The gameplay of City of Great Machine is a lot of fun and brings tension from turn one. Some hidden movement games take time to develop action and friction, but it seems like every turn is valuable and important in this game. While the full four player count brought a lot of energy to the table, it was a lot harder for the hero players to come to a decision on how to proceed, and added more time to the gameplay. Communication is also harder with a three person team, with plenty of information slipping out to the Great Machine with an overzealous player. The make-up of the hero team and how well they cooperated definitely factored into the overall experience. The best experiences with the game were the two player games. The one v. one games were some of the most intense. The hero player is able to make decisions without the noise of other players and the game moves much faster. The cooperative two player game was also a-lot of fun because the Great Machine player is run by a deck of cards and deliberation can take as long and be as loud as you want without the machine hearing. One of the downfalls of any hidden movement game is the guessing element. In some plays, if you have players that just make the wrong guesses, things can go south quickly for one side or the other. You really have to pay attention and make observations, but at the same time some turns are going to be straight luck. When the machine guesses wrong on a raid, it will raise discontent and guessing wrong for the Heroes can lead to loss of resources and restricted turns. While this is definitely an element of what makes the game fun, guess wrong too much and your game can go up in flames fast.
Dan is an educator from Colorado. Growing up as an Air Force dependent gained him lots of new perspectives on the world and a love for making new friends, especially over a good board game. When not at school or playing a board game, Dan is probably at the gym, attending a local sporting event, or performing or attending theater.

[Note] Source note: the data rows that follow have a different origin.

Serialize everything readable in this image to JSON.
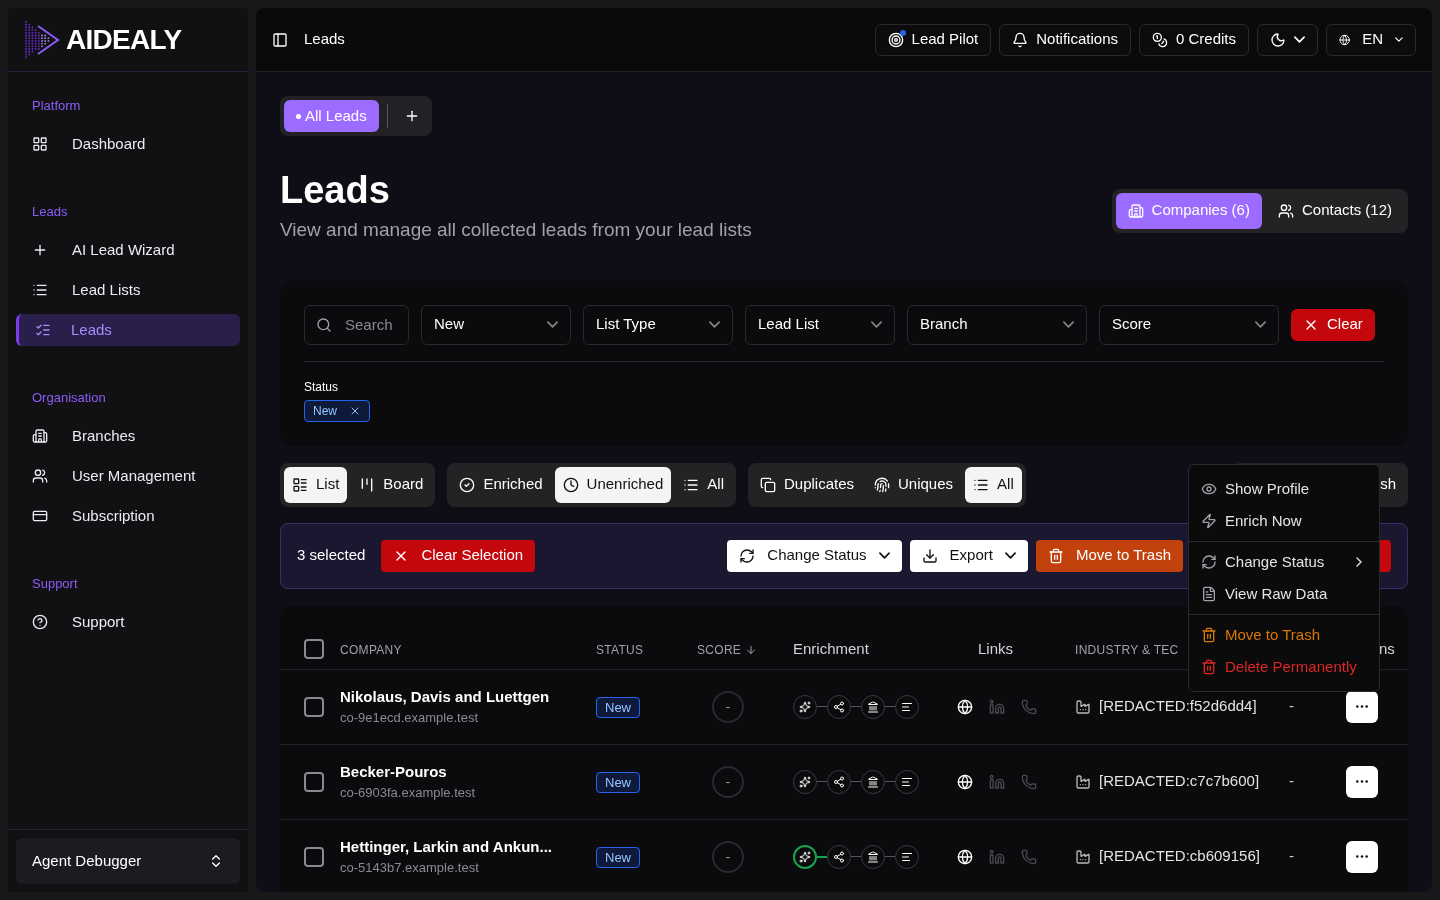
{
  "brand": {
    "name": "AIDEALY"
  },
  "sidebar": {
    "groups": [
      {
        "label": "Platform",
        "items": [
          {
            "label": "Dashboard",
            "selected": false
          }
        ]
      },
      {
        "label": "Leads",
        "items": [
          {
            "label": "AI Lead Wizard",
            "selected": false
          },
          {
            "label": "Lead Lists",
            "selected": false
          },
          {
            "label": "Leads",
            "selected": true
          }
        ]
      },
      {
        "label": "Organisation",
        "items": [
          {
            "label": "Branches",
            "selected": false
          },
          {
            "label": "User Management",
            "selected": false
          },
          {
            "label": "Subscription",
            "selected": false
          }
        ]
      },
      {
        "label": "Support",
        "items": [
          {
            "label": "Support",
            "selected": false
          }
        ]
      }
    ],
    "footer": {
      "label": "Agent Debugger"
    }
  },
  "header": {
    "breadcrumb": "Leads",
    "buttons": [
      {
        "label": "Lead Pilot",
        "indicator": true
      },
      {
        "label": "Notifications",
        "indicator": false
      },
      {
        "label": "0 Credits",
        "indicator": false
      }
    ],
    "language": {
      "label": "EN"
    }
  },
  "view_tabs": [
    {
      "label": "All Leads",
      "selected": true
    }
  ],
  "page": {
    "title": "Leads",
    "subtitle": "View and manage all collected leads from your lead lists"
  },
  "entity_toggle": [
    {
      "label": "Companies (6)",
      "selected": true
    },
    {
      "label": "Contacts (12)",
      "selected": false
    }
  ],
  "filters": {
    "search_placeholder": "Search",
    "selects": [
      "New",
      "List Type",
      "Lead List",
      "Branch",
      "Score"
    ],
    "clear": "Clear",
    "status_label": "Status",
    "status_chips": [
      "New"
    ]
  },
  "segment_groups": [
    [
      {
        "label": "List",
        "selected": true
      },
      {
        "label": "Board",
        "selected": false
      }
    ],
    [
      {
        "label": "Enriched",
        "selected": false
      },
      {
        "label": "Unenriched",
        "selected": true
      },
      {
        "label": "All",
        "selected": false
      }
    ],
    [
      {
        "label": "Duplicates",
        "selected": false
      },
      {
        "label": "Uniques",
        "selected": false
      },
      {
        "label": "All",
        "selected": true
      }
    ]
  ],
  "trash_toggle": {
    "visible_text": "sh"
  },
  "bulk_bar": {
    "count": "3 selected",
    "clear": "Clear Selection",
    "actions": [
      {
        "label": "Change Status",
        "kind": "dropdown"
      },
      {
        "label": "Export",
        "kind": "dropdown"
      },
      {
        "label": "Move to Trash",
        "kind": "warning"
      },
      {
        "kind": "danger"
      }
    ]
  },
  "table": {
    "all_checked": false,
    "columns": [
      {
        "label": "COMPANY",
        "sorted": false
      },
      {
        "label": "STATUS",
        "sorted": false
      },
      {
        "label": "SCORE",
        "sorted": true
      },
      {
        "label": "Enrichment",
        "sorted": false
      },
      {
        "label": "Links",
        "sorted": false
      },
      {
        "label": "INDUSTRY & TEC",
        "sorted": false
      },
      {
        "label": "ns",
        "sorted": false
      }
    ],
    "rows": [
      {
        "checked": false,
        "name": "Nikolaus, Davis and Luettgen",
        "domain": "co-9e1ecd.example.test",
        "status": "New",
        "score": "-",
        "enrichment": [
          false,
          false,
          false,
          false
        ],
        "links": {
          "website": true,
          "linkedin": false,
          "phone": false
        },
        "industry": "[REDACTED:f52d6dd4]",
        "column_7": "-"
      },
      {
        "checked": false,
        "name": "Becker-Pouros",
        "domain": "co-6903fa.example.test",
        "status": "New",
        "score": "-",
        "enrichment": [
          false,
          false,
          false,
          false
        ],
        "links": {
          "website": true,
          "linkedin": false,
          "phone": false
        },
        "industry": "[REDACTED:c7c7b600]",
        "column_7": "-"
      },
      {
        "checked": false,
        "name": "Hettinger, Larkin and Ankun...",
        "domain": "co-5143b7.example.test",
        "status": "New",
        "score": "-",
        "enrichment": [
          true,
          false,
          false,
          false
        ],
        "links": {
          "website": true,
          "linkedin": false,
          "phone": false
        },
        "industry": "[REDACTED:cb609156]",
        "column_7": "-"
      }
    ]
  },
  "context_menu": {
    "sections": [
      [
        {
          "label": "Show Profile",
          "kind": "normal",
          "submenu": false
        },
        {
          "label": "Enrich Now",
          "kind": "normal",
          "submenu": false
        }
      ],
      [
        {
          "label": "Change Status",
          "kind": "normal",
          "submenu": true
        },
        {
          "label": "View Raw Data",
          "kind": "normal",
          "submenu": false
        }
      ],
      [
        {
          "label": "Move to Trash",
          "kind": "warning",
          "submenu": false
        },
        {
          "label": "Delete Permanently",
          "kind": "danger",
          "submenu": false
        }
      ]
    ]
  }
}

Dan loves heavy euros, deck builders, living card games, and great solo rules.
City of the Great Machine
A great hidden movement one vs. many game that shines in its versatility of play modes and player counts. Tension and excitement from turn one.